• [Task to complete] Which lines below include the string "Make"? Please show each one.
*** Block opens ***
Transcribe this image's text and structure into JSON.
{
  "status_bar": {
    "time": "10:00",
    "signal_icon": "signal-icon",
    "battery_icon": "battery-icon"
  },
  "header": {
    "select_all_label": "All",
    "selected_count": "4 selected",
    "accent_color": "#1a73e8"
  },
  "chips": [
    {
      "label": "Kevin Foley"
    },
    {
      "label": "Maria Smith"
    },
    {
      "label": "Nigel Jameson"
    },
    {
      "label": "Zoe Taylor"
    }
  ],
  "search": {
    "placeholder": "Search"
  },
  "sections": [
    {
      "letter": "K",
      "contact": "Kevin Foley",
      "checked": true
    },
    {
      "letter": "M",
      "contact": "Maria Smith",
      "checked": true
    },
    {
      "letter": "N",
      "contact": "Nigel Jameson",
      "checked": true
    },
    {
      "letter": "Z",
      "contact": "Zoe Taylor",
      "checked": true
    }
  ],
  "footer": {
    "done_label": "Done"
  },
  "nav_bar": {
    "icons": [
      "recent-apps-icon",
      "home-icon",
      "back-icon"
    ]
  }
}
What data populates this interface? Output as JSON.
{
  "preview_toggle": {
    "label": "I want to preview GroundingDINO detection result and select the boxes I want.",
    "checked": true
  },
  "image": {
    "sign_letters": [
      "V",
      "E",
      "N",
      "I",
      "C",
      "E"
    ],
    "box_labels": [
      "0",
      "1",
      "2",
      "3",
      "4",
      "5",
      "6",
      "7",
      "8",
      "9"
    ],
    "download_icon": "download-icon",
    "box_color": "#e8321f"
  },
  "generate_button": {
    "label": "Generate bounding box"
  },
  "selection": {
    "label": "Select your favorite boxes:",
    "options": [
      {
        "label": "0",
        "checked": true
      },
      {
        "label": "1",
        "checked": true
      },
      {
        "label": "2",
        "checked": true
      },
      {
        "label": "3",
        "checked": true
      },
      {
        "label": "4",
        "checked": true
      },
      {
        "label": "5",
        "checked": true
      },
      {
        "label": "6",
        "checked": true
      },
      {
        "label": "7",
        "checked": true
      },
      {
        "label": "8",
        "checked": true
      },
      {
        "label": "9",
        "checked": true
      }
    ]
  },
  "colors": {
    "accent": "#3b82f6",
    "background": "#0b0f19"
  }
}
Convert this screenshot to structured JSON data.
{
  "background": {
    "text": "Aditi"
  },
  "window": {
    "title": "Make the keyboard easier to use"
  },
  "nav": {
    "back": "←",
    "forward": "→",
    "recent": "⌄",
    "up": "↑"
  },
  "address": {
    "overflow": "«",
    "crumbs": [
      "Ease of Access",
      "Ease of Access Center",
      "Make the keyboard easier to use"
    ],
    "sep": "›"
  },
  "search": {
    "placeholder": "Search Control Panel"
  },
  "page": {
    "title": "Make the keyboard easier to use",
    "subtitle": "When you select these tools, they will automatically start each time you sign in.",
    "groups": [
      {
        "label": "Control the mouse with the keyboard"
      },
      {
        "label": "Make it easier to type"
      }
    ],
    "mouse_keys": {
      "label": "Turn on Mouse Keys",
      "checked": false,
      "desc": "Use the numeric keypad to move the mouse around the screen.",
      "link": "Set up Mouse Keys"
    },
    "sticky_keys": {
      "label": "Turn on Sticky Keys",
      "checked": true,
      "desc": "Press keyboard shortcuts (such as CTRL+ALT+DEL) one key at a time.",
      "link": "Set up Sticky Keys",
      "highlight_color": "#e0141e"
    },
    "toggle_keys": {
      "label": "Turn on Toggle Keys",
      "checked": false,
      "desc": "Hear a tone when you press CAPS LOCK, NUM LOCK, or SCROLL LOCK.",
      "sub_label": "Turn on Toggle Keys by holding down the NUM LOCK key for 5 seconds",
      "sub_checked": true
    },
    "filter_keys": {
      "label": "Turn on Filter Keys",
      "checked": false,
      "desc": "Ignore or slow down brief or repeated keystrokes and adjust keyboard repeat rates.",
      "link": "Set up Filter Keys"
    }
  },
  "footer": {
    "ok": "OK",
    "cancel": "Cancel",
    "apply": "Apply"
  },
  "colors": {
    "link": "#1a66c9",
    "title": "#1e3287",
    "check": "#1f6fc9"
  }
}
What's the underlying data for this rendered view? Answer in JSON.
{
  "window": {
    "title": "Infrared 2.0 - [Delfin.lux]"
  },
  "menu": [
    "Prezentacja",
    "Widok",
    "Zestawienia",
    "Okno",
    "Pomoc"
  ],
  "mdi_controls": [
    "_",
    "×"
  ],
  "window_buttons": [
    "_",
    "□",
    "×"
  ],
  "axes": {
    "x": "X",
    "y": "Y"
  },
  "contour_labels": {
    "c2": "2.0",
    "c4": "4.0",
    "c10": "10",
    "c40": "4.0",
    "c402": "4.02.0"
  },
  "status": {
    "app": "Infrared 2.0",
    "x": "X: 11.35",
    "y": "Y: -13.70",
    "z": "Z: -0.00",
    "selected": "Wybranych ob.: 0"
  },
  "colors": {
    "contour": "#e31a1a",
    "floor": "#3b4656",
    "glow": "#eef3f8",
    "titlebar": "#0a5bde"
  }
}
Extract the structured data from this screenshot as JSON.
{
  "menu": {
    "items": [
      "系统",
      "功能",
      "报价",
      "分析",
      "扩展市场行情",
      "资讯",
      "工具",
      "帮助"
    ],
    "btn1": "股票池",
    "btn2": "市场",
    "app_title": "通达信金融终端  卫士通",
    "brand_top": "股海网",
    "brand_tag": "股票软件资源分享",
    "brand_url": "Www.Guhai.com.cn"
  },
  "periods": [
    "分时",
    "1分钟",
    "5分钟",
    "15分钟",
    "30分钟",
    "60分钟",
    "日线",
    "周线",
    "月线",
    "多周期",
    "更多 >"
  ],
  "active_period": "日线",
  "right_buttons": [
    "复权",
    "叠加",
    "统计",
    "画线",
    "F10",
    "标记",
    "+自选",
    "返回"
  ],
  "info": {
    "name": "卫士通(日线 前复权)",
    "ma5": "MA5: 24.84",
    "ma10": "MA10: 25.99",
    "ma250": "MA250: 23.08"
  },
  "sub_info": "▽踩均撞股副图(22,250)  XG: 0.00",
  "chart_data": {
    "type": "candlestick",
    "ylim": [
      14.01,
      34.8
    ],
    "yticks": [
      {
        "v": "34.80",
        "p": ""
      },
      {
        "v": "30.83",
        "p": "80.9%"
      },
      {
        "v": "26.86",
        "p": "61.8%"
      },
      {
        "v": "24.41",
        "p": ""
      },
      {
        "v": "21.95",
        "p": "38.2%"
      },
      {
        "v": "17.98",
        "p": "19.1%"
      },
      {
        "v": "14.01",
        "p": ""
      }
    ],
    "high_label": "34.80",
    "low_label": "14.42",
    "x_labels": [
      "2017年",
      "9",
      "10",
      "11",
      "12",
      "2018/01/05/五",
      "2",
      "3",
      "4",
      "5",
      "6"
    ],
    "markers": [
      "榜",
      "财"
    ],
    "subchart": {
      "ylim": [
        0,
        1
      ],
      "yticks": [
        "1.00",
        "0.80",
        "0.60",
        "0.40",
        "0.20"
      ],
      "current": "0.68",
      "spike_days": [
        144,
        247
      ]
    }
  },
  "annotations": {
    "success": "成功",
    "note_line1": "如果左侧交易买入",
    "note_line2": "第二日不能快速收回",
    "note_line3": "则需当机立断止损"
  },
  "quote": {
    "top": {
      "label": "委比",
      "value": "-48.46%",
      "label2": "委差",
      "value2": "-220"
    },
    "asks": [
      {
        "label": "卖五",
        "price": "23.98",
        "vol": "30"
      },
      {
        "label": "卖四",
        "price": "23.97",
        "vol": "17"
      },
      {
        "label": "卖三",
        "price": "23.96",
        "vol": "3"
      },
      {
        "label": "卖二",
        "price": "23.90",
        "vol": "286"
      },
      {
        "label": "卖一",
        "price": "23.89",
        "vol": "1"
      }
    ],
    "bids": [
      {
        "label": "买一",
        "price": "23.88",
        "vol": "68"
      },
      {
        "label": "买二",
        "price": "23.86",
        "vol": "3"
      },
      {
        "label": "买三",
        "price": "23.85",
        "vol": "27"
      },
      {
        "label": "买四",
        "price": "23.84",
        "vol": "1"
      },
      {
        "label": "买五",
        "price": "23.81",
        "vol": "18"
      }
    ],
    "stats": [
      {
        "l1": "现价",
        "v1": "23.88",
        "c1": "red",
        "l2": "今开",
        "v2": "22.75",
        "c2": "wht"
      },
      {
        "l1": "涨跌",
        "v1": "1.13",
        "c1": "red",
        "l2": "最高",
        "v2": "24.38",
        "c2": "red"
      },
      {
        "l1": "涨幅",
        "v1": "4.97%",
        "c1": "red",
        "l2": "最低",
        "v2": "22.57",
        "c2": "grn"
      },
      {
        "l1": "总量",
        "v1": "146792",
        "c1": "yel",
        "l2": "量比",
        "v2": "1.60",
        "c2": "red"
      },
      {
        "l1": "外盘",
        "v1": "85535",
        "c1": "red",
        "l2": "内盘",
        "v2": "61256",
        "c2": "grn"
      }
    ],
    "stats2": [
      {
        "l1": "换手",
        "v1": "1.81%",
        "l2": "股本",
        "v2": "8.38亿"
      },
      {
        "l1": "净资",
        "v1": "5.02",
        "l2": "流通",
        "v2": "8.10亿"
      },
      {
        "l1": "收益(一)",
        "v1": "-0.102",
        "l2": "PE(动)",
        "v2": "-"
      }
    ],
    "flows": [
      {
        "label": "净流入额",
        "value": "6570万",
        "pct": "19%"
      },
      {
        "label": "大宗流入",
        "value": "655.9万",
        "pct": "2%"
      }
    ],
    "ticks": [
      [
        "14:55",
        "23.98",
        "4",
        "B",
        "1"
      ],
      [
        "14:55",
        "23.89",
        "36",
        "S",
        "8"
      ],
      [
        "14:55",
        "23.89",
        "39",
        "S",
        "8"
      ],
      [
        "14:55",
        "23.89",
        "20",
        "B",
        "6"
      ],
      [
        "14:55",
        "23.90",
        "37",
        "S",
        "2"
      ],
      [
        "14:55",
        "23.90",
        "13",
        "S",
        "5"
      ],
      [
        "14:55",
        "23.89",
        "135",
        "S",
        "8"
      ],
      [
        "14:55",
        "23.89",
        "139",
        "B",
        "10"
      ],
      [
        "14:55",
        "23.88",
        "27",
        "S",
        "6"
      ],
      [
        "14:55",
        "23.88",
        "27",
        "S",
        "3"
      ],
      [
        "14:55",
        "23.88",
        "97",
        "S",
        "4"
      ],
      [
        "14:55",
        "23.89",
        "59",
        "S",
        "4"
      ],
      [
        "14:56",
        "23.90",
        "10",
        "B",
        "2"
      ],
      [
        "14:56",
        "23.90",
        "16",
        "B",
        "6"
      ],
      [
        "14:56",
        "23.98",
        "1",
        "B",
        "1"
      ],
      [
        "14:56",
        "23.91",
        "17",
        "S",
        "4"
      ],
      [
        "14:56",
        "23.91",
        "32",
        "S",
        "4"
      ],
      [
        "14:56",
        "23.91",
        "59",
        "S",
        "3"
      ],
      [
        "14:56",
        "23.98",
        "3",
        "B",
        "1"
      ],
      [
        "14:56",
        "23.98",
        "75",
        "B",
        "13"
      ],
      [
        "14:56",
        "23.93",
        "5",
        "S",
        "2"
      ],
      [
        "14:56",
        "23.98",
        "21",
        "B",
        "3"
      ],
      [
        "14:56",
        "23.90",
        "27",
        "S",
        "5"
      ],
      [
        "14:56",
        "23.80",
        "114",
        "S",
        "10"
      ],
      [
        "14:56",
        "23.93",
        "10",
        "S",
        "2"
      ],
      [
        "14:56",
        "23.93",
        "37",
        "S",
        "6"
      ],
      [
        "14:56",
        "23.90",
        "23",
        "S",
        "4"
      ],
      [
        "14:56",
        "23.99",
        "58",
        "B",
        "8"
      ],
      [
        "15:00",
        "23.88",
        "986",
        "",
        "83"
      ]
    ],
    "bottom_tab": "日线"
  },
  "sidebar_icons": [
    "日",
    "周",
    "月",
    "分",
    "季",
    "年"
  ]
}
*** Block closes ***
• [Solution to this problem]
    "title": "Make the keyboard easier to use"
      "Make the keyboard easier to use"
    "title": "Make the keyboard easier to use",
        "label": "Make it easier to type"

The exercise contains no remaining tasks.